Assault Humvee may change future battlefield
October 17, 2004 The Army has developed a prototype vehicle that may change the future battlefield. The Assault Weapon System, an experimental turret-mounted, multifunctional weapon system attached to General Motors' Humvee, may put the firepower of an entire heavy-weapons platoon into one vehicle in the near future. The system is the brainchild of Training and Doctrine Command, Raytheon and TRADOC System Manager- Close Combat Weapon Systems, and features an MK-19 grenade launcher, .50-calibre machine gun and two TOW missile-firing platforms.
All three of the weapon systems are connected to a central Improved Target Acquisition System (ITAS) that gives the gunner the option of firing each weapon with the flick of a switch and automatically gauges the range of the target by using an eye-safe laser range finder.
When the gunner flips a switch on the control panel and charges the weapon of choice, the display will change for the particular weapon and will show the sights for that weapon.
In older systems, the gunner would have to "walk in" the grenades when firing the MK-19, which means it would take several shots to hit the target. However, the ballistics for each weapon are already integrated into the ITAS, which gives the gunner better accuracy and the system's strength is its flexibility, in that the user can select the most appropriate weapon for a given task."
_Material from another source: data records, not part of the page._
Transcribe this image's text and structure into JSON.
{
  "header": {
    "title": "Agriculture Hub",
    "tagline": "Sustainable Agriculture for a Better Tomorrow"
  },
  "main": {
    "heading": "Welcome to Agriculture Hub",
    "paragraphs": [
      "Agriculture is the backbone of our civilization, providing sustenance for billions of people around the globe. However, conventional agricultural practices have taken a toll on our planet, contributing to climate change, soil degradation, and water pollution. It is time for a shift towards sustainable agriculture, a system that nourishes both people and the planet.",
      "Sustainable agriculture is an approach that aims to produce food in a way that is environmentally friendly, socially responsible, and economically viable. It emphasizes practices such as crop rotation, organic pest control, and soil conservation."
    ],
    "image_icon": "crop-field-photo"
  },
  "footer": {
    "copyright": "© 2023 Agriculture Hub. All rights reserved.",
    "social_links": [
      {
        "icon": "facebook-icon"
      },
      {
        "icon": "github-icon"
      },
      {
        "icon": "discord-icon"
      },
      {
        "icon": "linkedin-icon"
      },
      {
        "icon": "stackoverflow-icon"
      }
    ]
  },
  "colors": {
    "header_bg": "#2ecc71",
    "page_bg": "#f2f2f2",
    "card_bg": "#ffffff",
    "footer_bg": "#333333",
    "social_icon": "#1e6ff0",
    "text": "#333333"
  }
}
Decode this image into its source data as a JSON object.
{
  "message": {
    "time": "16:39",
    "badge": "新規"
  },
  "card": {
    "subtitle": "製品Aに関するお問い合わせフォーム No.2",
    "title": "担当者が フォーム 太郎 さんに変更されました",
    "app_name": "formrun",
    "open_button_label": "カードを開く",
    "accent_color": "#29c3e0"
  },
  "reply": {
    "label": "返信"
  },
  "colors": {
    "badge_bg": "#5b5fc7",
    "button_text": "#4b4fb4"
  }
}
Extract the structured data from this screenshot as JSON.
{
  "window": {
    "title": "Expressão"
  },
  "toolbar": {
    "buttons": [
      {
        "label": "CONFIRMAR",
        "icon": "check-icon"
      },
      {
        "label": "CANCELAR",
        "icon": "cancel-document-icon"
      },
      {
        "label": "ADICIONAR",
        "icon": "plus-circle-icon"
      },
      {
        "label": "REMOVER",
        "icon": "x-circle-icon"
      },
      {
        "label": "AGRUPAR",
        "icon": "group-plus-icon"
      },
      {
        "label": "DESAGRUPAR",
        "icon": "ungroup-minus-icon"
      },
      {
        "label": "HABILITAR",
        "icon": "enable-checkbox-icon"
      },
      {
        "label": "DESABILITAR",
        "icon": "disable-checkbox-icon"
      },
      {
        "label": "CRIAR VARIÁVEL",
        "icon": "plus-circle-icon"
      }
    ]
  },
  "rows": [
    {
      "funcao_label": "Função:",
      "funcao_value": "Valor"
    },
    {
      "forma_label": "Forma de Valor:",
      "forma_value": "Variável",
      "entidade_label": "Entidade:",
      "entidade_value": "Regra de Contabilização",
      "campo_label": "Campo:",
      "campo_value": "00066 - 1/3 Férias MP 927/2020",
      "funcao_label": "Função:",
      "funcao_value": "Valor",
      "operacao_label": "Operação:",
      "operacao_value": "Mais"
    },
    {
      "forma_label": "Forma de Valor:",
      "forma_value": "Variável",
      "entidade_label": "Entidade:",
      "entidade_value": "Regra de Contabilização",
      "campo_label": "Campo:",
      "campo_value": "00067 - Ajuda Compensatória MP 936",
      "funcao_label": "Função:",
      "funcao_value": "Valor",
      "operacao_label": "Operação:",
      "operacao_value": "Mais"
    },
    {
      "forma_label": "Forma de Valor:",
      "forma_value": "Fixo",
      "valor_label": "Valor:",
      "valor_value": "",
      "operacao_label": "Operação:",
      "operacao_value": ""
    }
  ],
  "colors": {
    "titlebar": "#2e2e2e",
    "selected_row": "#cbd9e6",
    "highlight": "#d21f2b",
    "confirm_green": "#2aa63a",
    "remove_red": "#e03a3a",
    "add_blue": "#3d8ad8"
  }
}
The system also features a networked, persistent, all-weather, extended range surveillance and target-acquisition capabilities for increased survivability and situational awareness.
The key to the improved communication is a system called Force XXI Command Battalion Brigade, which provides a connection among all the elements on the battlefield. FBCB2 combines Global Positioning System technology with a long-range laser targeting system that keeps everyone on the battlefield connected using real-time audio video and text messages.
In essence, the unit's operations centre can watch the battle through the gunner's sights and, if air support is needed, the position of the target will already be narrowed down to within 10 meters.
The versatility of the AWS is such that it currently takes several vehicles and nearly a whole platoon to match it, and if the system is approved, it will greatly increase the Army's fighting capabilities.
The vehicle pictured is a watered-down version of the tactical vehicle that is still in the construction phase. Plans for the tactical version include a smaller, collapsible turret, removable composite armour plating, undercarriage protection from mines, a smaller targeting screen, and the gunner's seat may be moved to the rear of the vehicle to allow for another team member and lower the distractions for both the gunner and the commander.
"We are already working on the tactical version because, if it gets approved, we will already have it and we can put it on the battlefield quicker," he said.